RIYADH, March 28 (Reuters) - Saudi Arabia’s stock market stalled in early trade on Wednesday ahead of a decision by index compiler FTSE Russell on whether to upgrade Riyadh to emerging market status, while other regional bourses were mixed.
The Saudi index was 0.1 percent lower at 7,931 points after 45 minutes of trade, with leading blue chips still heavily traded ahead of the FTSE decision, which will come on Wednesday night.
The index rose 1.1 percent on Tuesday and is up about 10 percent year-to-date. Some fund managers think that could expose the market to profit-taking directly after FTSE’s announcement, but Khaled Feda, senior research manager at Alistithmar Capital, said the outlook remained strong.
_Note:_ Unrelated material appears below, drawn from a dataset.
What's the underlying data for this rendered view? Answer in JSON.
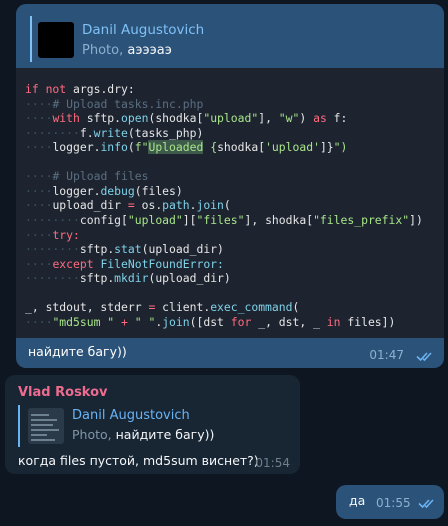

“The outlook is generally positive. The crown prince’s visit to the U.S. and the expected inflow of foreign investment, as well as the global indexes inclusion — all these factors boost the index,” he said.
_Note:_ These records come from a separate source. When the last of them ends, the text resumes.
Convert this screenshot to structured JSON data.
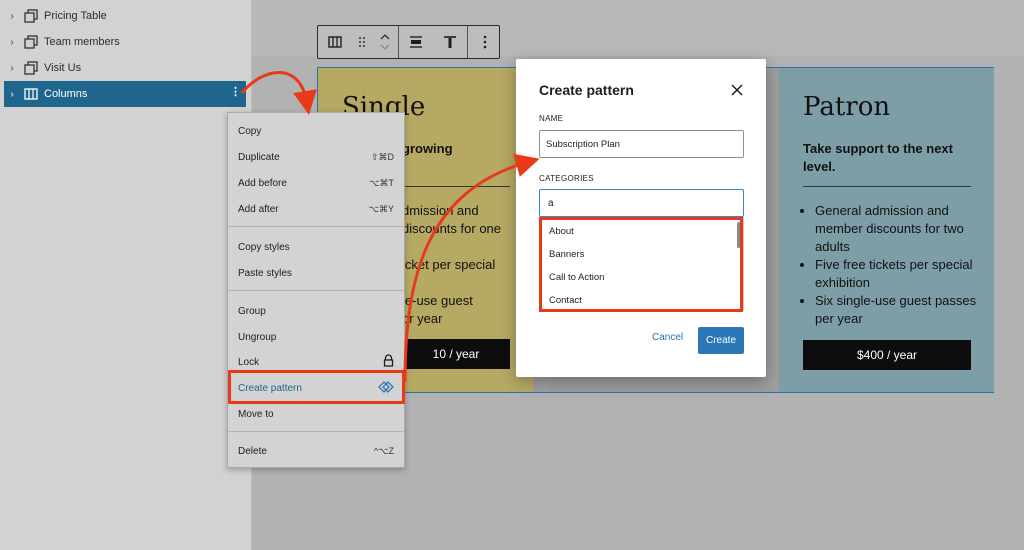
{
  "list_view": {
    "items": [
      {
        "label": "Pricing Table"
      },
      {
        "label": "Team members"
      },
      {
        "label": "Visit Us"
      },
      {
        "label": "Columns"
      }
    ]
  },
  "columns": {
    "single": {
      "title": "Single",
      "subtitle": "growing",
      "bullets": [
        "dmission and",
        "discounts for one",
        "icket per special",
        "le-use guest",
        "or year"
      ],
      "price": "10 / year"
    },
    "patron": {
      "title": "Patron",
      "subtitle": "Take support to the next level.",
      "bullets": [
        "General admission and member discounts for two adults",
        "Five free tickets per special exhibition",
        "Six single-use guest passes per year"
      ],
      "price": "$400 / year"
    }
  },
  "context_menu": {
    "items": [
      {
        "label": "Copy",
        "shortcut": ""
      },
      {
        "label": "Duplicate",
        "shortcut": "⇧⌘D"
      },
      {
        "label": "Add before",
        "shortcut": "⌥⌘T"
      },
      {
        "label": "Add after",
        "shortcut": "⌥⌘Y"
      },
      {
        "label": "Copy styles",
        "shortcut": ""
      },
      {
        "label": "Paste styles",
        "shortcut": ""
      },
      {
        "label": "Group",
        "shortcut": ""
      },
      {
        "label": "Ungroup",
        "shortcut": ""
      },
      {
        "label": "Lock",
        "shortcut": ""
      },
      {
        "label": "Create pattern",
        "shortcut": ""
      },
      {
        "label": "Move to",
        "shortcut": ""
      },
      {
        "label": "Delete",
        "shortcut": "^⌥Z"
      }
    ]
  },
  "modal": {
    "title": "Create pattern",
    "name_label": "NAME",
    "name_value": "Subscription Plan",
    "categories_label": "CATEGORIES",
    "categories_value": "a",
    "suggestions": [
      "About",
      "Banners",
      "Call to Action",
      "Contact"
    ],
    "cancel_label": "Cancel",
    "create_label": "Create"
  },
  "colors": {
    "accent": "#2a78b7",
    "selected": "#1f668c",
    "highlight": "#e83a18"
  }
}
“There might be profit-taking over the coming few weeks, but as foreign investors come in to the market over the next 12 months, the index is expected to gradually increase and could hit the 9,000 point level.”
Saudi Electricity led advancing stocks, rising 1.8 percent. Petrochemical giant SABIC added 0.4 percent and SABB bank rose 1.2 percent.
Al Rajhi Bank, which has been the main target of foreign fund inflows ahead of the FTSE decision, pulled back 0.7 percent. National Commercial Bank, the country’s biggest listed lender, also lost 0.5 percent.
In Dubai, the main index rose 0.1 percent, backed by a 1.0 percent increase in Dubai Islamic Bank and a 0.5 percent gain by Emaar Properties.
The Abu Dhabi stock index was 0.1 percent down as blue chip Dana Gas retreated 3.3 percent after a big rise a few days ago.
Qatar’s index fell 0.5 percent because of a 1.2 percent loss by Industries Qatar and a 1.0 percent decline by Qatar International Islamic Bank, which went ex-dividend on Tuesday.
Qatar German Medical Devices dropped 4.0 percent in unusually heavy trade after reporting a 21.6 million riyal ($5.9 million) net loss for 2017 versus a loss of 10.3 million riyals for the previous year; the board recommended no dividend. (Reporting by Marwa Rashad; Editing by Andrew Torchia)